Thursday Jul 29, 2010
Vincent, We Love You
Vincent van Gogh sans his red beard
1890: Vincent van Gogh died in Auvers-sur-Oise, France, two days after shooting himself.
From An Artist Empowered:
However, it appears that far from being the isolated lunatic on the fringe, van Gogh was a practical and methodical artist with a healthy sense of his times, coupled with an interest in science, astronomy, poetry, and literature. As Becky Hendrick, in her fine book, Getting It, puts it: “He was a great painter in spite of his mental illness, not as a result of it.” Van Gogh wasn’t mad when he painted or wrote letters, especially to his brother, Theo, which were clear, pragmatic, and mindful of his mission as an artist.

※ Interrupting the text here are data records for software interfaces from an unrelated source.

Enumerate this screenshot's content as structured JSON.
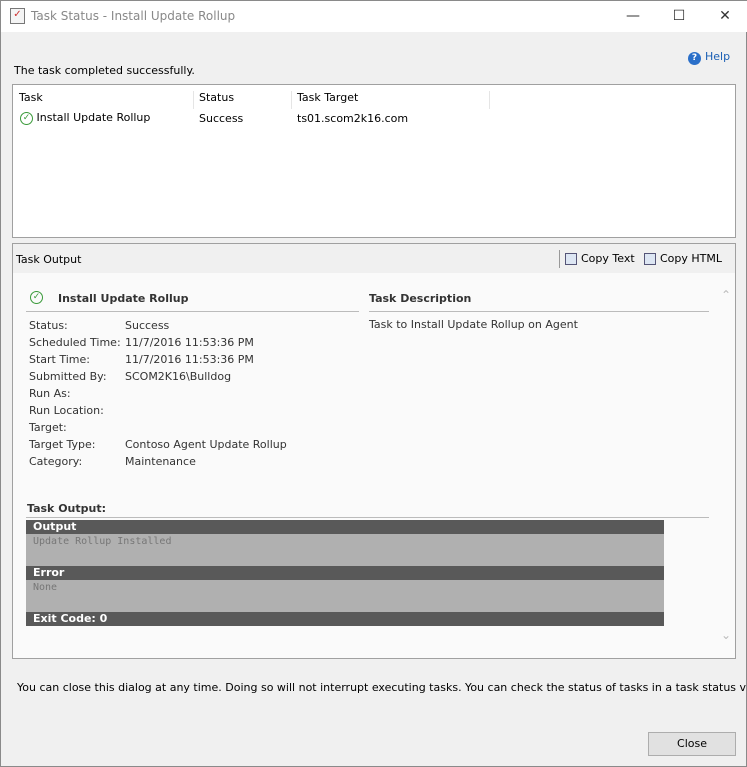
{
  "window": {
    "title": "Task Status - Install Update Rollup",
    "controls": {
      "minimize": "—",
      "maximize": "☐",
      "close": "✕"
    }
  },
  "help_label": "Help",
  "status_message": "The task completed successfully.",
  "task_list": {
    "columns": [
      "Task",
      "Status",
      "Task Target"
    ],
    "rows": [
      {
        "task": "Install Update Rollup",
        "status": "Success",
        "target": "ts01.scom2k16.com"
      }
    ]
  },
  "output_panel": {
    "title": "Task Output",
    "copy_text": "Copy Text",
    "copy_html": "Copy HTML",
    "task_name": "Install Update Rollup",
    "description_heading": "Task Description",
    "description": "Task to Install Update Rollup on Agent",
    "fields": [
      {
        "label": "Status:",
        "value": "Success"
      },
      {
        "label": "Scheduled Time:",
        "value": "11/7/2016 11:53:36 PM"
      },
      {
        "label": "Start Time:",
        "value": "11/7/2016 11:53:36 PM"
      },
      {
        "label": "Submitted By:",
        "value": "SCOM2K16\\Bulldog"
      },
      {
        "label": "Run As:",
        "value": ""
      },
      {
        "label": "Run Location:",
        "value": ""
      },
      {
        "label": "Target:",
        "value": ""
      },
      {
        "label": "Target Type:",
        "value": "Contoso Agent Update Rollup"
      },
      {
        "label": "Category:",
        "value": "Maintenance"
      }
    ],
    "task_output_heading": "Task Output:",
    "output_header": "Output",
    "output_text": "Update Rollup Installed",
    "error_header": "Error",
    "error_text": "None",
    "exit_code": "Exit Code: 0"
  },
  "footer_note": "You can close this dialog at any time. Doing so will not interrupt executing tasks. You can check the status of tasks in a task status view.",
  "close_label": "Close"
}
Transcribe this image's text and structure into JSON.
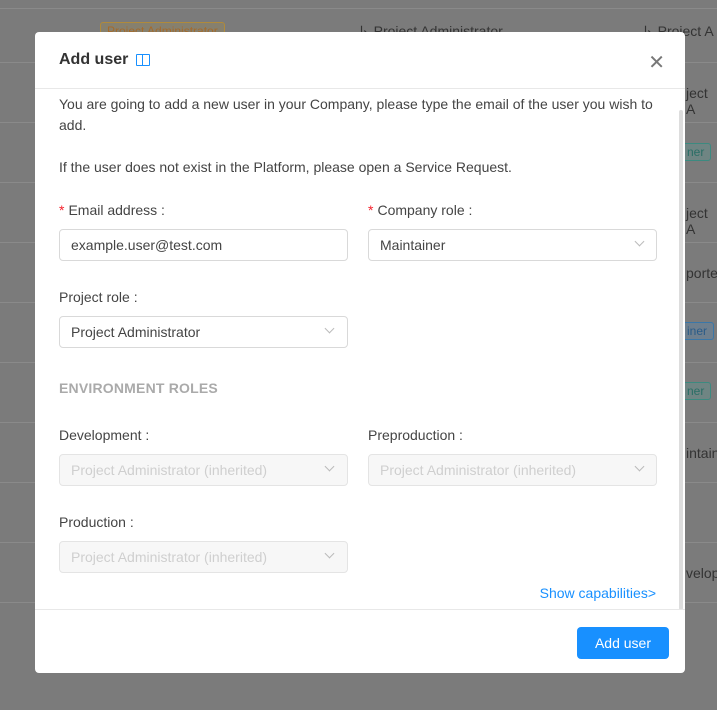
{
  "background": {
    "tag_top": "Project Administrator",
    "col2_top": "Project Administrator",
    "col3_top": "Project A",
    "fragments": [
      "ject A",
      "ner",
      "ject A",
      "porte",
      "iner",
      "ner",
      "intain",
      "velop"
    ]
  },
  "modal": {
    "title": "Add user",
    "intro": "You are going to add a new user in your Company, please type the email of the user you wish to add.",
    "notice": "If the user does not exist in the Platform, please open a Service Request.",
    "email": {
      "required": "*",
      "label": "Email address :",
      "value": "example.user@test.com"
    },
    "company_role": {
      "required": "*",
      "label": "Company role :",
      "value": "Maintainer"
    },
    "project_role": {
      "label": "Project role :",
      "value": "Project Administrator"
    },
    "environment_heading": "ENVIRONMENT ROLES",
    "development": {
      "label": "Development :",
      "value": "Project Administrator (inherited)"
    },
    "preproduction": {
      "label": "Preproduction :",
      "value": "Project Administrator (inherited)"
    },
    "production": {
      "label": "Production :",
      "value": "Project Administrator (inherited)"
    },
    "show_capabilities": "Show capabilities>",
    "submit": "Add user",
    "icons": {
      "docs": "book-icon",
      "close": "close-icon",
      "select": "chevron-down-icon"
    }
  },
  "colors": {
    "primary": "#1890ff",
    "required": "#f5222d"
  }
}
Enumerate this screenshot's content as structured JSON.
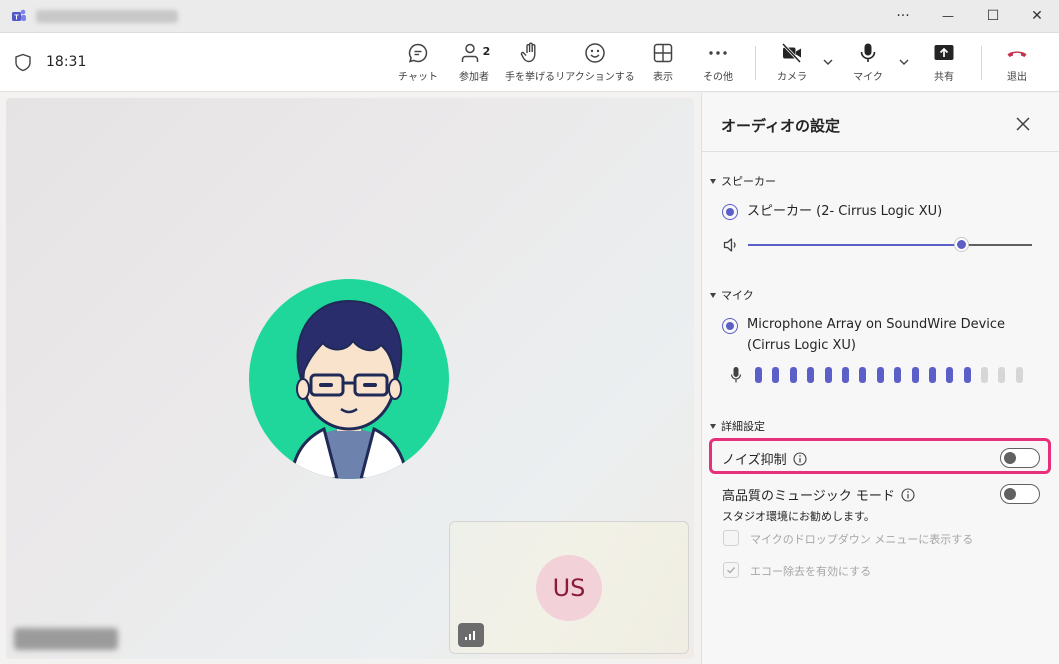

One could argue, as Albert Boime does, that Vincent was less mad and more a victim; he suffered seizures that were most likely brought on by a form of epilepsy; he didn’t recall cutting off his earlobe, and this frightened him.
On July 27, 1890, van Gogh left for a nearby field (earlier that month in the fields he had painted vast stretches of wheat, crows, and turbulent skies) where he shot himself—which might be explained away by a seizure, but not why he had a pistol with him.